Michigan State University (MSU) tenure-track faculty have launched a public unionization campaign to gain more influence in administrative decision-making, The State News reported.
Supporters of the union have argued that unionizing would give tenured faculty a larger role in discussions of changes to working conditions, campus safety, promotion and tenure systems, and sexual misconduct and Title IX issues.
“We’re the ones that work hand-in-hand with the students, that write papers and get grants; we need to be providing influence as they’re making policies going forward,” said Dr. NiCole Buchanan, MSU professor of psychology and member of the organizing committee.
To be recognized as a collective bargaining group, the Union of Tenure Stream Faculty will need support from a simple majority of MSU’s tenure-track faculty. According to Buchanan, they’ve already gathered support from 44%.
As it stands now, faculty can lobby MSU leadership through advisory groups, but non-binding resolutions from such groups do not constitute real sway, Buchanan said.

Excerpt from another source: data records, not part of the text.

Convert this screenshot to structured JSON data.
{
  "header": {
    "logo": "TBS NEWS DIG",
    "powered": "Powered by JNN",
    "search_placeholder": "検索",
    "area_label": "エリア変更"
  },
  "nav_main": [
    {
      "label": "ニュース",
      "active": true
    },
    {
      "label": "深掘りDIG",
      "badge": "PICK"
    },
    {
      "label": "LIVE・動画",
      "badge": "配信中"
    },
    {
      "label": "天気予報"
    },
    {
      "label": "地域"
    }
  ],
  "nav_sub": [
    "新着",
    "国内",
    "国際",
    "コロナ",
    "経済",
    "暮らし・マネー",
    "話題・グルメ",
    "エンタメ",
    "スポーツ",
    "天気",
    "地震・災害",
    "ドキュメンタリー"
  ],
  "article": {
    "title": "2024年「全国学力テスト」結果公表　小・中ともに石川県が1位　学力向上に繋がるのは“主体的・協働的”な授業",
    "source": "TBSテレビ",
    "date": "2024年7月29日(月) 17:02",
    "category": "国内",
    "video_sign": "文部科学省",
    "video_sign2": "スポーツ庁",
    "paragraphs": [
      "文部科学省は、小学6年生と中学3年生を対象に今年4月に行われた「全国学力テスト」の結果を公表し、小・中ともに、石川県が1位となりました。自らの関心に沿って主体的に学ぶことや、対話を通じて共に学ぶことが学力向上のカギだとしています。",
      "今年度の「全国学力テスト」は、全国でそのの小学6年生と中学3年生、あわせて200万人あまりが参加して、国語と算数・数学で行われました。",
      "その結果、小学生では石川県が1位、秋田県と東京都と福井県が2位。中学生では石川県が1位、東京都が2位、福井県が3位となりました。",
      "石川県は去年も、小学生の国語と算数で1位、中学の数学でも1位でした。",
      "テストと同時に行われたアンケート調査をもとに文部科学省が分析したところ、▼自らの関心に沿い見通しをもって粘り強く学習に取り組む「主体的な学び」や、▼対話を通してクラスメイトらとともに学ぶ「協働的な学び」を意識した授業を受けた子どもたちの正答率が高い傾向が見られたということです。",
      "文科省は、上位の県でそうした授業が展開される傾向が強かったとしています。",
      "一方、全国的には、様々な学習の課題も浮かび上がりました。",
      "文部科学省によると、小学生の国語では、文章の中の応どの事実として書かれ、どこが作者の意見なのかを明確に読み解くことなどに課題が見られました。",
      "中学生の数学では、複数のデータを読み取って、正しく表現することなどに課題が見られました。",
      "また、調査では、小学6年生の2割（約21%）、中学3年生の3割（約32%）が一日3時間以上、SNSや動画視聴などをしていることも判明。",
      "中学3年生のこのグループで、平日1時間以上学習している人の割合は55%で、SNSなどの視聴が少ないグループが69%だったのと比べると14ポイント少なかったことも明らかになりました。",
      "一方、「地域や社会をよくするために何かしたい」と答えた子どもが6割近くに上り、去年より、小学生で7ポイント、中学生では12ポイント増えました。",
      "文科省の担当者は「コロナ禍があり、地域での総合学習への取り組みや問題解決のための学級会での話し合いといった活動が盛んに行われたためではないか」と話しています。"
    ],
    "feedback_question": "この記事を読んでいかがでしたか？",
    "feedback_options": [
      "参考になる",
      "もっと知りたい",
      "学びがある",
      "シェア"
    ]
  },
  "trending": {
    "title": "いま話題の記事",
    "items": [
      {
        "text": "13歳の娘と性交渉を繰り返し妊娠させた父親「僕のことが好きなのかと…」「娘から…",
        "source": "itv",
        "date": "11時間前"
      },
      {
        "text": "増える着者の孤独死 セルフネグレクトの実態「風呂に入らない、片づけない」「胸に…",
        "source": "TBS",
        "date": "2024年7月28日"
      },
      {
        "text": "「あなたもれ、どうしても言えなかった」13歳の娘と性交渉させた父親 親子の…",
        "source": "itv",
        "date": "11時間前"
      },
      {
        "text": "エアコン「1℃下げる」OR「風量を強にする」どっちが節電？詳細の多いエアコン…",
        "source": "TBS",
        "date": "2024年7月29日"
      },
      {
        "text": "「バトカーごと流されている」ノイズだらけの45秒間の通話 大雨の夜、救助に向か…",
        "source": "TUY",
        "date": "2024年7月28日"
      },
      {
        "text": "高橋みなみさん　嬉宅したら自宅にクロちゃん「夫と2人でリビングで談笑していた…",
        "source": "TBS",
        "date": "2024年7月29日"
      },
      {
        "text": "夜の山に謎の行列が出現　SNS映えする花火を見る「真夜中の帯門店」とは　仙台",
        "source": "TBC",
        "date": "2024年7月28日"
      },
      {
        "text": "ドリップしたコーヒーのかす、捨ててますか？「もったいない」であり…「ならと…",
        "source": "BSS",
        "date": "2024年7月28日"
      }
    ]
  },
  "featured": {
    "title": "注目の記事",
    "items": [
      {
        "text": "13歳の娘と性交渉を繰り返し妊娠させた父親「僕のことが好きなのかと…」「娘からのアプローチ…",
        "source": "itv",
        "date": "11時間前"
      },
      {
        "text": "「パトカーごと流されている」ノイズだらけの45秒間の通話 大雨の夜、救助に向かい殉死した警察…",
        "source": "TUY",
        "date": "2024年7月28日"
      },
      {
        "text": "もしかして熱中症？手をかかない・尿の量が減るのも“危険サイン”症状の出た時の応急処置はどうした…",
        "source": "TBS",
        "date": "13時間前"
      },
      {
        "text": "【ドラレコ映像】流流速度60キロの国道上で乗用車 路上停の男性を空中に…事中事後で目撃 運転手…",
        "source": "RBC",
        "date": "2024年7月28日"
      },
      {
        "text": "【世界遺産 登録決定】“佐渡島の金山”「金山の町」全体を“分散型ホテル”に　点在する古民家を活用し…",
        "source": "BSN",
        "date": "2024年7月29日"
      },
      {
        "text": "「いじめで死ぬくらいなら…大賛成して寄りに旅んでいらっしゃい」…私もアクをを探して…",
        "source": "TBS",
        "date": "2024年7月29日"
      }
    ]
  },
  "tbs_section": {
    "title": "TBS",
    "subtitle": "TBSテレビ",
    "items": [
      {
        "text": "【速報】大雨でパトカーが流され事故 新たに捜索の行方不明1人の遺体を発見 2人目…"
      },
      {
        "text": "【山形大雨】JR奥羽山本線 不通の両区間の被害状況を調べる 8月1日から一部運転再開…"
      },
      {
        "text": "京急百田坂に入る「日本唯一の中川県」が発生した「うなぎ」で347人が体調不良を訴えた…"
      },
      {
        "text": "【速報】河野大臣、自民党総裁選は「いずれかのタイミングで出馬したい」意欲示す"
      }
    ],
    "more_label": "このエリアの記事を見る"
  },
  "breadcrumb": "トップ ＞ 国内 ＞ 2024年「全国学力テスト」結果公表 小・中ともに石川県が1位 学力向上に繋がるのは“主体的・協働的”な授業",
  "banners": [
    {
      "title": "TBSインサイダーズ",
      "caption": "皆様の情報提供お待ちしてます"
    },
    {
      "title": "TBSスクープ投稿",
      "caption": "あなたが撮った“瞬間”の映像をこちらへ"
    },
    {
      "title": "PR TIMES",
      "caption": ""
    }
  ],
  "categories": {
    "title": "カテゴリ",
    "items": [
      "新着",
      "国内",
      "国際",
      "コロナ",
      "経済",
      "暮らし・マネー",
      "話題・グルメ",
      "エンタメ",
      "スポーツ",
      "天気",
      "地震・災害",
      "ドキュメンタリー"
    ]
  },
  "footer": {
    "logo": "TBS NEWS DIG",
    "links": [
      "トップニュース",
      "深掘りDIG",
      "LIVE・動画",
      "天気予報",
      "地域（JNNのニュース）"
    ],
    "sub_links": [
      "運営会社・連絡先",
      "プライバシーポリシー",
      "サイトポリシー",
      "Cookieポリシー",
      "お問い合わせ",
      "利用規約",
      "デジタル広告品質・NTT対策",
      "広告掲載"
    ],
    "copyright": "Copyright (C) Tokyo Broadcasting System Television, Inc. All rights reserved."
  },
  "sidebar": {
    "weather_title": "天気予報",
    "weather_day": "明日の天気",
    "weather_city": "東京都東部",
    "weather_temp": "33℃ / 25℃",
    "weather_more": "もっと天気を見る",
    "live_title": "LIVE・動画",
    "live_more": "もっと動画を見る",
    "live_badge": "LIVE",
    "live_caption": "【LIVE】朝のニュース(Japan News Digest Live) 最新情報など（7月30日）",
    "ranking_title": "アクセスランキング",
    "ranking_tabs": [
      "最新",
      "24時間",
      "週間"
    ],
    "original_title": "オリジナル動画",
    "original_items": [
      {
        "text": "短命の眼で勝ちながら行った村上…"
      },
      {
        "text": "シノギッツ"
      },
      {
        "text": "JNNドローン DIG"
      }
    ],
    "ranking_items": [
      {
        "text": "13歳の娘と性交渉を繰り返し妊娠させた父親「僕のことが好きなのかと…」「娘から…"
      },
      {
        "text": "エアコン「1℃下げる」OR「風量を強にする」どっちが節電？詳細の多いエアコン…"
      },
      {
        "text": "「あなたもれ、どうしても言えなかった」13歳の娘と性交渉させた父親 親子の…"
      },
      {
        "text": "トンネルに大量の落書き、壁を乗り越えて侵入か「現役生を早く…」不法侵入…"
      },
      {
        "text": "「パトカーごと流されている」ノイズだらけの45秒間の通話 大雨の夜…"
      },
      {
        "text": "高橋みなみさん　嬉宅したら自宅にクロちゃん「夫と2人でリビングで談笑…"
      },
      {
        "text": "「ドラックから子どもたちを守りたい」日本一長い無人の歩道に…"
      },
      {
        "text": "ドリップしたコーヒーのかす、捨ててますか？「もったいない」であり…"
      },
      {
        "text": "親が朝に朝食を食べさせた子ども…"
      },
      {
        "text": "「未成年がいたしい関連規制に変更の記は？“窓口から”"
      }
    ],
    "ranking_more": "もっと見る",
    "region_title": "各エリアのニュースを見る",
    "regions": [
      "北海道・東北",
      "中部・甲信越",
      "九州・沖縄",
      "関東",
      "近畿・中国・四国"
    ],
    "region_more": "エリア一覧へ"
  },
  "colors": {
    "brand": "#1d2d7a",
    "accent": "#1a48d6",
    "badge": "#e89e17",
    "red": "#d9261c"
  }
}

“They are just advisory,” Buchanan said. “That means faculty can spend months crafting ideas and policies and suggestions that just kind of get file-drawered by the administration and never acted upon.”